“Using ‘their’ for singular antecedents is one that I think people need to [just give into],” deBoer writes in his essay. “As I’ve argued, it only occurs in a very limited set of circumstances, and those circumstances very unlikely to produce confusion about what is meant.”

Over at the dearly departed site the Toast, linguist Gretchen McCulloch blames the root cause of this fissure on “a series of historical accidents,” but suggests that the issues raised by grammarians are practical in nature, even if the solutions are in many ways worse than the problems in the first place.


Really, if this problem is ever to go away, it’s going to be up to professional copy editors to speak up. And at least some of them appear to have made peace with the change.

Last year, prominent Washington Post copy editor Bill Walsh (who was not a football coach for the San Francisco 49ers) drew a line in the sand in favor of the singular theyrevealing in a deeply nerve-wracking blog post that he had been wanting to make the big change for years, despite how divisive it was for some.

“What finally pushed me from acceptance to action on gender-neutral pronouns was the increasing visibility of gender-neutral people,” he wrote.

Walsh, the author of some popular books read by copy editors, is seen as something of a trailblazer on this issue, even though he pledges his desk will use the term sparingly.

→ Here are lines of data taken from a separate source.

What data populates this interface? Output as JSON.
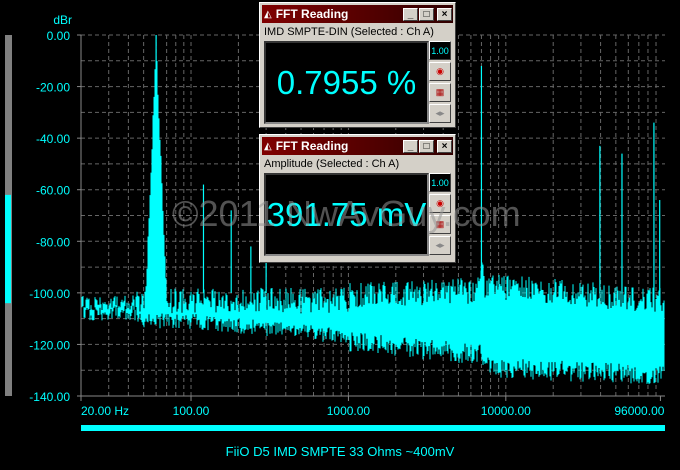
{
  "chart_data": {
    "type": "line",
    "title": "FiiO D5 IMD SMPTE 33 Ohms ~400mV",
    "ylabel": "dBr",
    "ylim": [
      -140,
      0
    ],
    "xlim": [
      20,
      96000
    ],
    "xscale": "log",
    "yticks": [
      "0.00",
      "-20.00",
      "-40.00",
      "-60.00",
      "-80.00",
      "-100.00",
      "-120.00",
      "-140.00"
    ],
    "ytick_values": [
      0,
      -20,
      -40,
      -60,
      -80,
      -100,
      -120,
      -140
    ],
    "xticks": [
      "20.00 Hz",
      "100.00",
      "1000.00",
      "10000.00",
      "96000.00"
    ],
    "xtick_values": [
      20,
      100,
      1000,
      10000,
      96000
    ],
    "grid": true,
    "series_color": "#00ffff",
    "peaks": [
      {
        "freq": 60,
        "db": 0
      },
      {
        "freq": 120,
        "db": -58
      },
      {
        "freq": 180,
        "db": -68
      },
      {
        "freq": 240,
        "db": -82
      },
      {
        "freq": 300,
        "db": -73
      },
      {
        "freq": 7000,
        "db": -12
      },
      {
        "freq": 39600,
        "db": -43
      },
      {
        "freq": 54700,
        "db": -46
      },
      {
        "freq": 87300,
        "db": -34
      },
      {
        "freq": 95000,
        "db": -64
      }
    ],
    "level_meter": {
      "range": [
        -140,
        0
      ],
      "low": -104,
      "high": -62
    }
  },
  "windows": [
    {
      "title": "FFT Reading",
      "subtitle": "IMD SMPTE-DIN (Selected : Ch A)",
      "value": "0.7955 %"
    },
    {
      "title": "FFT Reading",
      "subtitle": "Amplitude (Selected : Ch A)",
      "value": "391.75 mV"
    }
  ],
  "buttons": {
    "min": "_",
    "max": "□",
    "close": "×",
    "scale": "1.00",
    "arrows": "◂▸"
  },
  "watermark": "©2011 NwAvGuy.com",
  "caption": "FiiO D5 IMD SMPTE 33 Ohms ~400mV"
}
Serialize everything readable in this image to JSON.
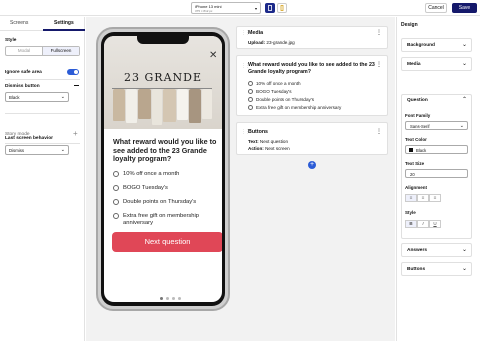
{
  "topbar": {
    "device_name": "iPhone 13 mini",
    "device_dims": "375 × 812 px",
    "cancel_label": "Cancel",
    "save_label": "Save",
    "accent": "#15196b"
  },
  "left_panel": {
    "tabs": [
      {
        "label": "Screens"
      },
      {
        "label": "Settings"
      }
    ],
    "style_label": "Style",
    "style_options": [
      "Modal",
      "Fullscreen"
    ],
    "ignore_safe_area_label": "Ignore safe area",
    "dismiss_button_label": "Dismiss button",
    "dismiss_button_value": "Black",
    "story_mode_label": "Story mode",
    "last_screen_behavior_label": "Last screen behavior",
    "last_screen_behavior_value": "Dismiss"
  },
  "preview": {
    "brand": "23 GRANDE",
    "question": "What reward would you like to see added to the 23 Grande loyalty program?",
    "options": [
      "10% off once a month",
      "BOGO Tuesday's",
      "Double points on Thursday's",
      "Extra free gift on membership anniversary"
    ],
    "next_label": "Next  question",
    "next_color": "#e04757"
  },
  "cards": {
    "media": {
      "title": "Media",
      "upload_key": "Upload:",
      "upload_val": "23-grande.jpg"
    },
    "question": {
      "title": "What reward would you like to see added to the 23 Grande loyalty program?",
      "options": [
        "10% off once a month",
        "BOGO Tuesday's",
        "Double points on Thursday's",
        "Extra free gift on membership anniversary"
      ]
    },
    "buttons": {
      "title": "Buttons",
      "text_key": "Text:",
      "text_val": "Next question",
      "action_key": "Action:",
      "action_val": "Next screen"
    }
  },
  "design": {
    "title": "Design",
    "sections_top": [
      "Background",
      "Media"
    ],
    "question_section": "Question",
    "font_family_label": "Font Family",
    "font_family_value": "Sans-Serif",
    "text_color_label": "Text Color",
    "text_color_value": "Black",
    "text_size_label": "Text Size",
    "text_size_value": "20",
    "alignment_label": "Alignment",
    "style_label": "Style",
    "style_buttons": [
      "B",
      "I",
      "U"
    ],
    "sections_bottom": [
      "Answers",
      "Buttons"
    ]
  }
}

Still, it won’t be easy to win over everyone else in the journalism world. The issue is that many copy editors simply struggle with the conundrum that the word creates, some treating it as a pet peeve even though it’s common in regular speech.

In a blog post last year, the Baltimore Sun’s John E. McIntyre noted the lingering controversy, citing one Facebook feed that called the singular they an “idiot epicene.”

“I know any number of editors who share this visceral dislike of the singular they,” McIntyre wrote. “It cuts no ice with them that linguists have demonstrated widespread use by reputable writers for centuries … or that we somehow contrive to use you in both singular and plural senses without growing red-faced and shouting.”

Copy editors have differing views on the use of a singular they. (Photo: Billion Photos/shutterstock.com)

Copy editors may never find peace on this issue, even though the American Copy Editors Society has been laying the groundwork for such a change, noting with positivity last January the American Dialect Society’s move to make the singular they its word of the year.

But a shift like that isn’t enough to convince one of the toughest copy editors in the business—Mary Norris, the “comma queen” at The New Yorker.

“Many ACES stalwarts—copy editors, journalists, grammarians, lexicographers, and linguists—stand ready to embrace the singular ‘their.’ But not us. We avoid it whenever we can,” Norris wrote earlier this year.

In that same blog post was a video where she discussed how her desk replaced an instance of the singular they in a George Saunders story with a generic he. (The linguistics blog Language Log had a field day with this whole saga.)

And, sooner or later, the Associated Press Stylebook will probably weigh in as it has in other linguistic controversies, like, recently, when it decided to allow “more than” and “over” to be used interchangeably.


 Perhaps the most interesting comment on this whole issue comes not from a vintage study or an old academic paper, but from a Christian Science Monitor columnist who wrote about they last month.

Ruth Walker, the writer of the publication’s Verbal Energy feature, makes an astute comparison between grammar and “desire lines”—the pathways that people create on their own when the sidewalks prove inefficient paths.

Walker isn’t exactly psyched about the singular they right now, but she sees the case for it going forward.

“Whatever the motivation, and however we feel about it, singular they is a kind of shortcut through the traditional grammar rules that is coming to be more accepted all the time,” she wrote. “It’s like that shortcut at the library—which rejoins the main path, and may someday get paved.” 

Clarification: This piece has been updated to clarify Freddie deBoer’s remarks.

A version of this post originally appeared on Tedium, a twice-weekly newsletter that hunts for the end of the long tail.